• **PROBLEM DETAILS**
Would you please copy each line of the data in which the string "Sand" occurs?

* * * * * * * * *

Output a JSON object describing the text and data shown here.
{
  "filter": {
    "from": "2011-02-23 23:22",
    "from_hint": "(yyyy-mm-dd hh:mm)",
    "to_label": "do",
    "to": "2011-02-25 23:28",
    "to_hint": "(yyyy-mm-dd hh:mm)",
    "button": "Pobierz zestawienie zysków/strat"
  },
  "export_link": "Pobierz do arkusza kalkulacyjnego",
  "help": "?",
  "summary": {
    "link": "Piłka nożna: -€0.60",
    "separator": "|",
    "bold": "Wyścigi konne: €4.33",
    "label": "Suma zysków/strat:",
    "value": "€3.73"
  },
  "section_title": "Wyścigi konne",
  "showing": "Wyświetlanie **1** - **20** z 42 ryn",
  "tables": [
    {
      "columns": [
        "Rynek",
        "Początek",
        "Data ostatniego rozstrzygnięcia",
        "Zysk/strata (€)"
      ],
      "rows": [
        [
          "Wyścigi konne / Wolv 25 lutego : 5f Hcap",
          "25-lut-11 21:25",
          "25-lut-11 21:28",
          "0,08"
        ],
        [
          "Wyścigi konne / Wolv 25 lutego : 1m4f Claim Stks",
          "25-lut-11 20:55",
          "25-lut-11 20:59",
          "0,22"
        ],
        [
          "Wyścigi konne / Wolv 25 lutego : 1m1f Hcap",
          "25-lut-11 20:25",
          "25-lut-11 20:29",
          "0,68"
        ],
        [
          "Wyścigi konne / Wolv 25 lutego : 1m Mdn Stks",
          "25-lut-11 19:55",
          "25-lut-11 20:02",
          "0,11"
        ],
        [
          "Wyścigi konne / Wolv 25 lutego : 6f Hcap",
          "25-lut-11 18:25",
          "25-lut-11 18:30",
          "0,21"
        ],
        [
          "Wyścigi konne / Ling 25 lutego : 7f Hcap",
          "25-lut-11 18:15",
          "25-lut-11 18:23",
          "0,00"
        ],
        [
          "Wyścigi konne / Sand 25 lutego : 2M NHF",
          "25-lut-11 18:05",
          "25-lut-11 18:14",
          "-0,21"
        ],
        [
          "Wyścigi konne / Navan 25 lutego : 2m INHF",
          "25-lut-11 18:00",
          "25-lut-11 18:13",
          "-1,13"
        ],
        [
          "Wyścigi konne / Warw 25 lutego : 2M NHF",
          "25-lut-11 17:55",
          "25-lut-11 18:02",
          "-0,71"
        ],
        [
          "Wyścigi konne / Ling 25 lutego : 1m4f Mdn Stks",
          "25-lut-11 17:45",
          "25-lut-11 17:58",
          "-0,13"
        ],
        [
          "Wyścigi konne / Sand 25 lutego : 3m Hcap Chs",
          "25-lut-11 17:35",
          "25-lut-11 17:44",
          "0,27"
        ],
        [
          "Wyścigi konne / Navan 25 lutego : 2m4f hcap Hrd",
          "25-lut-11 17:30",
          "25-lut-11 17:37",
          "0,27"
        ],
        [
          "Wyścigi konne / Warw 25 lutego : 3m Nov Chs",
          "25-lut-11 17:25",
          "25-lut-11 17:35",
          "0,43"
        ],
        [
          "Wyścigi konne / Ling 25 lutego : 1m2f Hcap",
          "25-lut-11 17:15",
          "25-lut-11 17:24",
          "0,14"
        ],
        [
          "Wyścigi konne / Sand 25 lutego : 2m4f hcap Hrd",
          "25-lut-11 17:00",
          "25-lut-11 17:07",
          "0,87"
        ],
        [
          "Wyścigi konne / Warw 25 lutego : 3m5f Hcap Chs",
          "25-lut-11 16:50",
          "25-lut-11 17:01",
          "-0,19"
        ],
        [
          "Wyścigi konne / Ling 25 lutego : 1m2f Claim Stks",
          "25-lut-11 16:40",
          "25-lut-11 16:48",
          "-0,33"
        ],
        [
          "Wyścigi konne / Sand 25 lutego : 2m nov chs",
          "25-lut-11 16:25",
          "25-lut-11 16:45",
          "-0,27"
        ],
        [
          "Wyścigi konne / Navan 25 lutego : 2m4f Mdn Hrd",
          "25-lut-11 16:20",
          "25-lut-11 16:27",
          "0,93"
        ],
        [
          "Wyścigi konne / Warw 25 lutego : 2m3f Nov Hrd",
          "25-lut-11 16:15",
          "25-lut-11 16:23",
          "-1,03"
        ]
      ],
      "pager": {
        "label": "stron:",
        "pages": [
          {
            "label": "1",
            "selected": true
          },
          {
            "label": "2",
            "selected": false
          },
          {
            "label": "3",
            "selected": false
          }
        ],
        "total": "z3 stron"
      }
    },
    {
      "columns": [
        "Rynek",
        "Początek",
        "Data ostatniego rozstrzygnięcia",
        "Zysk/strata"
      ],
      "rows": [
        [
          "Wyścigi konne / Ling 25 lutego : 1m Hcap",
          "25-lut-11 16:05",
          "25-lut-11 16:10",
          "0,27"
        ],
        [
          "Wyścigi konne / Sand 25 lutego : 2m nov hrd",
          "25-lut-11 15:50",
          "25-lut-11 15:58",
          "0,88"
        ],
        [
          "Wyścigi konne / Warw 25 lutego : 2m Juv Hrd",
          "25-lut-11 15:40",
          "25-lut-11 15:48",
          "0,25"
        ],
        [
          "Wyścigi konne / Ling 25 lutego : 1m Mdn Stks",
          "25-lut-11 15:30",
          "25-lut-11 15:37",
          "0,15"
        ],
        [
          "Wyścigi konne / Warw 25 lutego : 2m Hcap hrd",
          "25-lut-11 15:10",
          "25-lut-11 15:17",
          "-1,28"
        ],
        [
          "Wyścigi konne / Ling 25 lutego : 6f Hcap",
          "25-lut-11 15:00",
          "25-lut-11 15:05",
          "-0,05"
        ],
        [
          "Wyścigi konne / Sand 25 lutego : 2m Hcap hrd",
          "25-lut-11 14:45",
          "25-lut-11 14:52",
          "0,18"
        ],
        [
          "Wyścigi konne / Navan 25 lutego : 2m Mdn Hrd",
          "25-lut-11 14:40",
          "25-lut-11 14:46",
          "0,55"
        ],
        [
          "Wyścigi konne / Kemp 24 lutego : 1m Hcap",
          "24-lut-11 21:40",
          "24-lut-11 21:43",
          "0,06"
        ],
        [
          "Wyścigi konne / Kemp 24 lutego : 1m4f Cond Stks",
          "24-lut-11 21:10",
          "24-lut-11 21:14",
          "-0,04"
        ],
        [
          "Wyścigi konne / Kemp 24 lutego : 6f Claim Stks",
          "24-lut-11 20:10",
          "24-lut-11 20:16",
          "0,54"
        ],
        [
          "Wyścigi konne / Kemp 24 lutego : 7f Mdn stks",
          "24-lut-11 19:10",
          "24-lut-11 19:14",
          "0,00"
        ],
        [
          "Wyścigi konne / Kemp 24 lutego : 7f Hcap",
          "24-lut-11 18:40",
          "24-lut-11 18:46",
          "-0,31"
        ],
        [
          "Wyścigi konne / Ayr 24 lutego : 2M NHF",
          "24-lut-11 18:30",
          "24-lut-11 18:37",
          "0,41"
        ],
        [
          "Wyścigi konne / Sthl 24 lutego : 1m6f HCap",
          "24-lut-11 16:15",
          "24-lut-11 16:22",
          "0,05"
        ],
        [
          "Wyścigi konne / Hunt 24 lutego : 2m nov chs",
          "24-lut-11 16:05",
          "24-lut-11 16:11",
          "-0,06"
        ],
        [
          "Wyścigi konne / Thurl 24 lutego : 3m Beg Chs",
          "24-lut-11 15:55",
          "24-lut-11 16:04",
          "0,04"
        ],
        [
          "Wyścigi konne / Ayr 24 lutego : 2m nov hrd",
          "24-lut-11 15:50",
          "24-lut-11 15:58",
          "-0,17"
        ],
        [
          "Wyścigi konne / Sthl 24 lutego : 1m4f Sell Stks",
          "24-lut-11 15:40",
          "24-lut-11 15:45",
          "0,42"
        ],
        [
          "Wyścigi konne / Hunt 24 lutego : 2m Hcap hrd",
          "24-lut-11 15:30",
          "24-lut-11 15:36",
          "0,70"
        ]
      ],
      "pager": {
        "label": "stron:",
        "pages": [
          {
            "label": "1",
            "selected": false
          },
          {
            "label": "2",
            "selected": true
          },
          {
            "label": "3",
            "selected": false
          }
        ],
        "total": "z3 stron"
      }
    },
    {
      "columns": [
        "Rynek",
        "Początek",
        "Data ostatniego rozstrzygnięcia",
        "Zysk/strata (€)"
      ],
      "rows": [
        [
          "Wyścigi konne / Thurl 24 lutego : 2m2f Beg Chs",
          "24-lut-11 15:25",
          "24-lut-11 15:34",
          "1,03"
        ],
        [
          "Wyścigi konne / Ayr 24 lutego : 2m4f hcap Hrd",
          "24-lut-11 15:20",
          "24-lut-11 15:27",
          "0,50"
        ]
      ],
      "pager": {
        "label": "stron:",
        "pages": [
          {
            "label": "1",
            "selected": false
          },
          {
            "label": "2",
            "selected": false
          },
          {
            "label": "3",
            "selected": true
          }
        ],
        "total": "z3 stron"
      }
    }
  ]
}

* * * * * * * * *

• **PROBLEM SOLUTION**
          "Wyścigi konne / Sand 25 lutego : 2M NHF",
          "Wyścigi konne / Sand 25 lutego : 3m Hcap Chs",
          "Wyścigi konne / Sand 25 lutego : 2m4f hcap Hrd",
          "Wyścigi konne / Sand 25 lutego : 2m nov chs",
          "Wyścigi konne / Sand 25 lutego : 2m nov hrd",
          "Wyścigi konne / Sand 25 lutego : 2m Hcap hrd",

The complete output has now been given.